FACT SHEET: President Biden Takes Executive Actions to Tackle the Climate Crisis at Home and Abroad, Create Jobs, and Restore Scientific Integrity Across Federal Government, The White House Briefing Room

SEIA NEWS RELEASE

Solar Industry Statement on Blue Collar to Green Collar Jobs Development Act

“The Blue Collar to Green Collar Jobs Development Act introduced by Rep. Bobby Rush (D-Ill.) will make the American solar industry stronger, better trained and more diverse. Our industry will need tens of thousands of workers as it continues to expand and we are deeply committed to efforts to diversify our workforce, bring the benefits of the energy transition to all, and create economic opportunity for Americans in every community, including those who worked in traditional energy industries.” – Abigail Ross Hopper, President and CEO of the Solar Energy Industries Association

ZERO ENERGY READY HOMES

DOE’s Zero Energy Ready Home Program helps homebuyers quickly identify high performance homes that are so energy efficient, all or most annual energy use can be offset with renewable energy. Now a trilogy of videos is available to tell that powerful story to American homebuyers.


DOE’s Video Trilogy

Live Better
Live Healthy
Live Future Ready

The Sun Haven: Net-Zero Energy Home in Lincoln (GRNE Solar).

ENERGY EFFICIENCY

Why energy efficiency is key to net-zero, GreenBiz Group

 

 

 

 

 

Despite the rise of net-zero commitments and new financial models proliferating, we’re slowing on our efficiency gains.
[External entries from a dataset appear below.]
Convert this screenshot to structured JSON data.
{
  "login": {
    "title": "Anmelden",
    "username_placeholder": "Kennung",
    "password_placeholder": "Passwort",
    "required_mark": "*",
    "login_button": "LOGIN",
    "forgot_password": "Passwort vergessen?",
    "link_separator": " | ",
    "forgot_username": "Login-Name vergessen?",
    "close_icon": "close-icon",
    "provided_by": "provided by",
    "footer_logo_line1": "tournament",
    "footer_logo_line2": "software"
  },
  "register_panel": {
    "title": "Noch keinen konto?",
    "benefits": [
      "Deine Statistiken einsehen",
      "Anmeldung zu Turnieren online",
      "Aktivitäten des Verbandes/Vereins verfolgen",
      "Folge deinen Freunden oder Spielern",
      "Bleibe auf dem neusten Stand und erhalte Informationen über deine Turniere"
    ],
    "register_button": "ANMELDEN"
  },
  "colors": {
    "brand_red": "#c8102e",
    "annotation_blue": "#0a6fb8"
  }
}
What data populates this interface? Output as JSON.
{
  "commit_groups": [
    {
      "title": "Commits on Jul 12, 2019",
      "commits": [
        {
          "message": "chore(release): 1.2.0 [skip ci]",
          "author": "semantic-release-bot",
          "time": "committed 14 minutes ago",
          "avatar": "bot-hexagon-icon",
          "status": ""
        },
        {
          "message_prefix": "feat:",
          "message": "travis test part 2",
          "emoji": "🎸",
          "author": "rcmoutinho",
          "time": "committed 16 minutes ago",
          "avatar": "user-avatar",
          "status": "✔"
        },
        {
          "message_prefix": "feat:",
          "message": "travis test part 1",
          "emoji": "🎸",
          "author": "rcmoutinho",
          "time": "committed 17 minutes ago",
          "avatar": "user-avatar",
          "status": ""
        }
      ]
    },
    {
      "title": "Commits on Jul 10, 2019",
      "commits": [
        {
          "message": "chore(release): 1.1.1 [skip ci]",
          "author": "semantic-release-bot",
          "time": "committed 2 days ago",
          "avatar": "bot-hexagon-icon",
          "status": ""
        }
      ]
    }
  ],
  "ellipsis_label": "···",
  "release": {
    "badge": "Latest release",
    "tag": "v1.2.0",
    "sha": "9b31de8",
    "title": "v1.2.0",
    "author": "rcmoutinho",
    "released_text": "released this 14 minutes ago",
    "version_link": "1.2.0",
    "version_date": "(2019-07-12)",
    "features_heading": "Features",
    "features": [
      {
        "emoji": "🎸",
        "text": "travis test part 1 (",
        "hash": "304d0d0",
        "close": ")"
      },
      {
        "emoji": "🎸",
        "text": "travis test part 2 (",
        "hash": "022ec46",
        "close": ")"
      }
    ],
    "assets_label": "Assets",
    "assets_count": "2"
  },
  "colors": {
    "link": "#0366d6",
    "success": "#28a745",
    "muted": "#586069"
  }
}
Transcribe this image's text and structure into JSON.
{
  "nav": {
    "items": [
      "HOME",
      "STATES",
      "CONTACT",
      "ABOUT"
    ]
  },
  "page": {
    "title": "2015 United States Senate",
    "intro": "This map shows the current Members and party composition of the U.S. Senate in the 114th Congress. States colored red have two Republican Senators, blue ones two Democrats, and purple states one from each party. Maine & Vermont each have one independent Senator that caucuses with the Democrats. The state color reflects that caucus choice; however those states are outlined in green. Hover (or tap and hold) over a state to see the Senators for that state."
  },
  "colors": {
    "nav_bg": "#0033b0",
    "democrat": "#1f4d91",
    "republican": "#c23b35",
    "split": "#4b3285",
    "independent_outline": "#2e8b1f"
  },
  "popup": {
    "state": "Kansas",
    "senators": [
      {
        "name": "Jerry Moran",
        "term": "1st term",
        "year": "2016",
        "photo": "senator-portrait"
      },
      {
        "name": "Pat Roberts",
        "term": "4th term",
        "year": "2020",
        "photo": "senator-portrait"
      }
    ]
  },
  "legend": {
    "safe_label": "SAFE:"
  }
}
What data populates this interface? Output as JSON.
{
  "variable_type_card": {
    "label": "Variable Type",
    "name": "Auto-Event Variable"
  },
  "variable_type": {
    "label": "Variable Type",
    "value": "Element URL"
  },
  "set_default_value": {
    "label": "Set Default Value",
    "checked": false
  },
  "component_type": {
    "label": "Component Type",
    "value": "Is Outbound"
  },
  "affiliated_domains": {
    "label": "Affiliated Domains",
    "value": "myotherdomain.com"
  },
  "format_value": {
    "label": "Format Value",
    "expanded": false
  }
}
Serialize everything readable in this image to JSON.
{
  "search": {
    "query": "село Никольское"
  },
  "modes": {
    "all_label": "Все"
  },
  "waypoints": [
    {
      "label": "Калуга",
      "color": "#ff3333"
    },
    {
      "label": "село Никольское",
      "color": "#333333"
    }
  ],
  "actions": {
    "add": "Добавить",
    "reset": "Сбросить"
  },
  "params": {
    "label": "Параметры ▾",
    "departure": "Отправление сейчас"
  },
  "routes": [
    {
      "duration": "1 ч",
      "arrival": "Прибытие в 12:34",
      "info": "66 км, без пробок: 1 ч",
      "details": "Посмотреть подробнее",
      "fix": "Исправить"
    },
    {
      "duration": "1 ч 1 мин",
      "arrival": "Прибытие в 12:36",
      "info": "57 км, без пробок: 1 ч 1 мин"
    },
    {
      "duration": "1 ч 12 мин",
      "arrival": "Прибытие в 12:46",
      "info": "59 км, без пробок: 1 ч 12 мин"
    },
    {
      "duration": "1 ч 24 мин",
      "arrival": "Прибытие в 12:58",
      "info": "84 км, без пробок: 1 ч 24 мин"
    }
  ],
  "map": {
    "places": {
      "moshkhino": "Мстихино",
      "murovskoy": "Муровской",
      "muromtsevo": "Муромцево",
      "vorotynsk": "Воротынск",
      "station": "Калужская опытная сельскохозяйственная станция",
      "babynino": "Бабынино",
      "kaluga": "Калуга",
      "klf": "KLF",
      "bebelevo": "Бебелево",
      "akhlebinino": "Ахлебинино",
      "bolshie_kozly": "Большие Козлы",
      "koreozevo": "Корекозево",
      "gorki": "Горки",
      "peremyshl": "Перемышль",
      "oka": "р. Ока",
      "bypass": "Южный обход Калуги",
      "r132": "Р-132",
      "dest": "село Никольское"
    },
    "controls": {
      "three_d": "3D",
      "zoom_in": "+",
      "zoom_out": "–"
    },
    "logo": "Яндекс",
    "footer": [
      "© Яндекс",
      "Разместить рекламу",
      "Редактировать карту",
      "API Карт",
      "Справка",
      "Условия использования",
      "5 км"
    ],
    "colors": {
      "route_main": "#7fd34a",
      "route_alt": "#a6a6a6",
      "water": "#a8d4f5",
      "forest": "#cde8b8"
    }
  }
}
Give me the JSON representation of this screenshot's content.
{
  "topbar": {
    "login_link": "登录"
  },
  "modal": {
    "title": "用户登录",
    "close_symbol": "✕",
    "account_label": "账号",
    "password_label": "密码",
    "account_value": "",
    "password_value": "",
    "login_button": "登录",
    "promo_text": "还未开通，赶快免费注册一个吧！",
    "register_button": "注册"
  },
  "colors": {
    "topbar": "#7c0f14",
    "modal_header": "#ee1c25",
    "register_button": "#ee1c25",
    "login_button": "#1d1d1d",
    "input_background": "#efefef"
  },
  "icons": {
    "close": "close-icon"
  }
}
Global efficiency improvements have been on the decline since 2015, according to the International Energy Agency (IEA). Energy intensity in 2020 is expected to improve by only 0.8 percent — nearly half of the improvements for 2019 (1.6 percent) and 2018 (1.5 percent). 

ENERGY STORAGE

NREL outlines four-phase framework for energy storage development, American Public Power Association


The report released late last month is the first publication to come out of NREL’s multi-yea
Storage Futures Study, which will explore energy storage technologies across a range of potential future cost and performance scenarios through 2050.


KEYSTONE XL

Cancellation of Keystone XL Pipeline Shapes Energy Investment, Environment + Energy Leader article contributed by Anthony Shaw, Founder, Progeneration Energy

The fate of Keystone XL and similar projects are fueling reinvention in the oil sector. Companies like Shell and BP are no longer defining themselves as oil companies, building new brand identities as integrated energy companies. 

Previously Posted: Nebraska’s better off without Keystone XL, Lincoln Journal Star Editorial Board